• Action item: Set down the records exactly as they stand, except for any pictures, which you should omit.

• Exercise input:
▬▬▬▬▬▬▬▬▬▬
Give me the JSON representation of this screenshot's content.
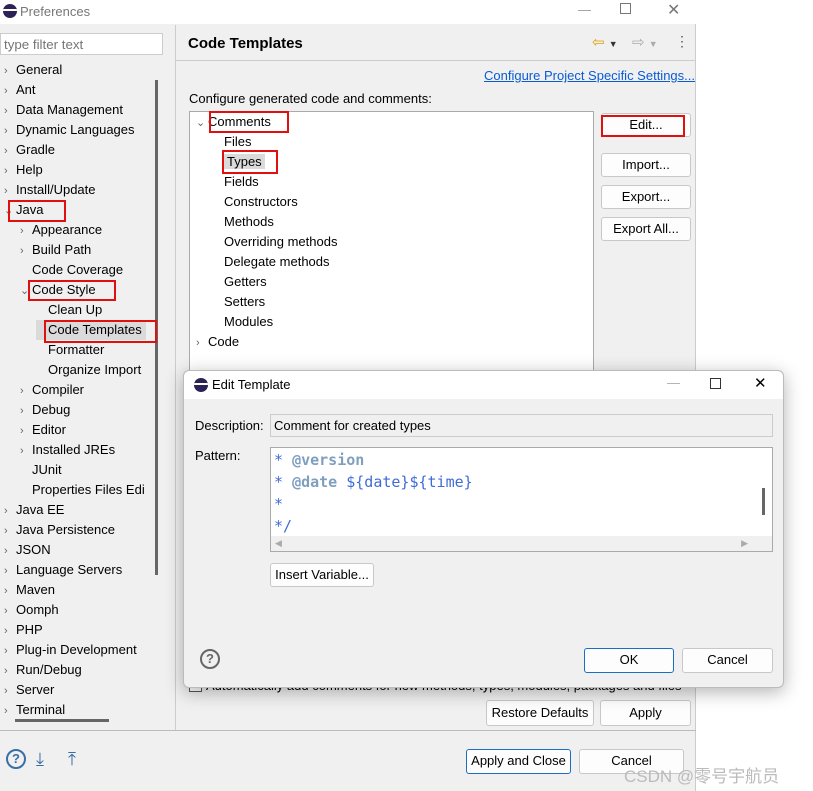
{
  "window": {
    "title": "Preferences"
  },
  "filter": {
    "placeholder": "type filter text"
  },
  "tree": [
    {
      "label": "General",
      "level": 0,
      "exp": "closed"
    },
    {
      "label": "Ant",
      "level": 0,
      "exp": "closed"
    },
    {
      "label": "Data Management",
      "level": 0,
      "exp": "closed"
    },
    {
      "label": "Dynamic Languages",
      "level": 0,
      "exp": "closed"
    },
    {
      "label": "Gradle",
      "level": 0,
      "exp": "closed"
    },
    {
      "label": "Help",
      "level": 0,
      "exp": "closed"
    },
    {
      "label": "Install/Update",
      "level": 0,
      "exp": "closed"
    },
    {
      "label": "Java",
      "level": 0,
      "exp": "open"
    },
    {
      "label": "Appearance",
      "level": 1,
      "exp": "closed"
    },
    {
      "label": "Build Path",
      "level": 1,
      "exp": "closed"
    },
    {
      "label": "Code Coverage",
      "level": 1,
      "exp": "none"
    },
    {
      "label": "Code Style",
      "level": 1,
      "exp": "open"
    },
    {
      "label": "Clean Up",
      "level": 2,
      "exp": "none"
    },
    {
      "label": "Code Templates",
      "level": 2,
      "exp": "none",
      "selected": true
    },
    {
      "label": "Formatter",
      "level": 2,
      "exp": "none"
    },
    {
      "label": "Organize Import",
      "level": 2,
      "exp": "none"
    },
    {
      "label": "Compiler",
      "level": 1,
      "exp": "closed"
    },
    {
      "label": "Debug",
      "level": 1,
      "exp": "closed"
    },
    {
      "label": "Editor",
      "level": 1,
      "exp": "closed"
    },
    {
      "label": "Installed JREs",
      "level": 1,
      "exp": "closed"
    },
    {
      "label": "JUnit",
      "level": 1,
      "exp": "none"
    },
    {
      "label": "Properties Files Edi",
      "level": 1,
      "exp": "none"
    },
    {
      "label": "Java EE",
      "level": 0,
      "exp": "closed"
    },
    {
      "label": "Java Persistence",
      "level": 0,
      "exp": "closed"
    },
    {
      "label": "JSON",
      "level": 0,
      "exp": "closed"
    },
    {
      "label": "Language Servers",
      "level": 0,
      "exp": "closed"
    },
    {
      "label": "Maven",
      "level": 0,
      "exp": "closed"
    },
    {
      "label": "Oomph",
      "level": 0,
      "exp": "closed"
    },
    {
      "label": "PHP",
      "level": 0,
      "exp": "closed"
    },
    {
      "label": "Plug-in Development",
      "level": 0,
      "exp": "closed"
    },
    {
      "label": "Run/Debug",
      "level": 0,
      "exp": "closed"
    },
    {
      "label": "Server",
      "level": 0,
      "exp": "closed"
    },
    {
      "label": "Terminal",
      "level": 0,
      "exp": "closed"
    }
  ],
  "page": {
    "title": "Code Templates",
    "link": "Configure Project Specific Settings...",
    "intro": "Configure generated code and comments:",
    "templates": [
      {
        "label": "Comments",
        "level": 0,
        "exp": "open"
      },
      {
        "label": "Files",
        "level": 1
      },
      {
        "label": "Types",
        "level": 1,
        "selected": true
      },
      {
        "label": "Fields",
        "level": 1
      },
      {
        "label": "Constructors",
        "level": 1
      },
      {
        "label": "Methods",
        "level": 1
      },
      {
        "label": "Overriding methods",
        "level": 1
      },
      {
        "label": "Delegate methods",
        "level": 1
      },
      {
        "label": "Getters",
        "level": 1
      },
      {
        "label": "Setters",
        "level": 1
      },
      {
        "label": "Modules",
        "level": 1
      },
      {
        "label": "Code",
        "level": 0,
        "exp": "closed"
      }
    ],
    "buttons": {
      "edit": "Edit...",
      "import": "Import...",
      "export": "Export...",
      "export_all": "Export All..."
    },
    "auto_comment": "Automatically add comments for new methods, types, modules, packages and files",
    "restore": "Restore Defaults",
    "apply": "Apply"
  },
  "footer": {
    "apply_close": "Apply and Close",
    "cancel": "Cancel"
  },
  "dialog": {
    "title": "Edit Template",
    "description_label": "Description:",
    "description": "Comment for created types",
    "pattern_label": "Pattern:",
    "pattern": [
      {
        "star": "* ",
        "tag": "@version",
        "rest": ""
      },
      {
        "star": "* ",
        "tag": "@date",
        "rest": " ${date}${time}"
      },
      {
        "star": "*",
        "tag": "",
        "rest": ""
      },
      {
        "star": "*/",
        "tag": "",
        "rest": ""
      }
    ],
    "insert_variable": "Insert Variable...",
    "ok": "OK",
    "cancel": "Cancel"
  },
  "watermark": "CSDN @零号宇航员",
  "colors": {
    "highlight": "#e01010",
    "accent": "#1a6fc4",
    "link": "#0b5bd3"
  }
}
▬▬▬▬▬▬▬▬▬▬
• Response for this exercise:
Give me the JSON representation of this screenshot's content.
{
  "window": {
    "title": "Preferences"
  },
  "filter": {
    "placeholder": "type filter text"
  },
  "tree": [
    {
      "label": "General",
      "level": 0,
      "exp": "closed"
    },
    {
      "label": "Ant",
      "level": 0,
      "exp": "closed"
    },
    {
      "label": "Data Management",
      "level": 0,
      "exp": "closed"
    },
    {
      "label": "Dynamic Languages",
      "level": 0,
      "exp": "closed"
    },
    {
      "label": "Gradle",
      "level": 0,
      "exp": "closed"
    },
    {
      "label": "Help",
      "level": 0,
      "exp": "closed"
    },
    {
      "label": "Install/Update",
      "level": 0,
      "exp": "closed"
    },
    {
      "label": "Java",
      "level": 0,
      "exp": "open"
    },
    {
      "label": "Appearance",
      "level": 1,
      "exp": "closed"
    },
    {
      "label": "Build Path",
      "level": 1,
      "exp": "closed"
    },
    {
      "label": "Code Coverage",
      "level": 1,
      "exp": "none"
    },
    {
      "label": "Code Style",
      "level": 1,
      "exp": "open"
    },
    {
      "label": "Clean Up",
      "level": 2,
      "exp": "none"
    },
    {
      "label": "Code Templates",
      "level": 2,
      "exp": "none",
      "selected": true
    },
    {
      "label": "Formatter",
      "level": 2,
      "exp": "none"
    },
    {
      "label": "Organize Import",
      "level": 2,
      "exp": "none"
    },
    {
      "label": "Compiler",
      "level": 1,
      "exp": "closed"
    },
    {
      "label": "Debug",
      "level": 1,
      "exp": "closed"
    },
    {
      "label": "Editor",
      "level": 1,
      "exp": "closed"
    },
    {
      "label": "Installed JREs",
      "level": 1,
      "exp": "closed"
    },
    {
      "label": "JUnit",
      "level": 1,
      "exp": "none"
    },
    {
      "label": "Properties Files Edi",
      "level": 1,
      "exp": "none"
    },
    {
      "label": "Java EE",
      "level": 0,
      "exp": "closed"
    },
    {
      "label": "Java Persistence",
      "level": 0,
      "exp": "closed"
    },
    {
      "label": "JSON",
      "level": 0,
      "exp": "closed"
    },
    {
      "label": "Language Servers",
      "level": 0,
      "exp": "closed"
    },
    {
      "label": "Maven",
      "level": 0,
      "exp": "closed"
    },
    {
      "label": "Oomph",
      "level": 0,
      "exp": "closed"
    },
    {
      "label": "PHP",
      "level": 0,
      "exp": "closed"
    },
    {
      "label": "Plug-in Development",
      "level": 0,
      "exp": "closed"
    },
    {
      "label": "Run/Debug",
      "level": 0,
      "exp": "closed"
    },
    {
      "label": "Server",
      "level": 0,
      "exp": "closed"
    },
    {
      "label": "Terminal",
      "level": 0,
      "exp": "closed"
    }
  ],
  "page": {
    "title": "Code Templates",
    "link": "Configure Project Specific Settings...",
    "intro": "Configure generated code and comments:",
    "templates": [
      {
        "label": "Comments",
        "level": 0,
        "exp": "open"
      },
      {
        "label": "Files",
        "level": 1
      },
      {
        "label": "Types",
        "level": 1,
        "selected": true
      },
      {
        "label": "Fields",
        "level": 1
      },
      {
        "label": "Constructors",
        "level": 1
      },
      {
        "label": "Methods",
        "level": 1
      },
      {
        "label": "Overriding methods",
        "level": 1
      },
      {
        "label": "Delegate methods",
        "level": 1
      },
      {
        "label": "Getters",
        "level": 1
      },
      {
        "label": "Setters",
        "level": 1
      },
      {
        "label": "Modules",
        "level": 1
      },
      {
        "label": "Code",
        "level": 0,
        "exp": "closed"
      }
    ],
    "buttons": {
      "edit": "Edit...",
      "import": "Import...",
      "export": "Export...",
      "export_all": "Export All..."
    },
    "auto_comment": "Automatically add comments for new methods, types, modules, packages and files",
    "restore": "Restore Defaults",
    "apply": "Apply"
  },
  "footer": {
    "apply_close": "Apply and Close",
    "cancel": "Cancel"
  },
  "dialog": {
    "title": "Edit Template",
    "description_label": "Description:",
    "description": "Comment for created types",
    "pattern_label": "Pattern:",
    "pattern": [
      {
        "star": "* ",
        "tag": "@version",
        "rest": ""
      },
      {
        "star": "* ",
        "tag": "@date",
        "rest": " ${date}${time}"
      },
      {
        "star": "*",
        "tag": "",
        "rest": ""
      },
      {
        "star": "*/",
        "tag": "",
        "rest": ""
      }
    ],
    "insert_variable": "Insert Variable...",
    "ok": "OK",
    "cancel": "Cancel"
  },
  "watermark": "CSDN @零号宇航员",
  "colors": {
    "highlight": "#e01010",
    "accent": "#1a6fc4",
    "link": "#0b5bd3"
  }
}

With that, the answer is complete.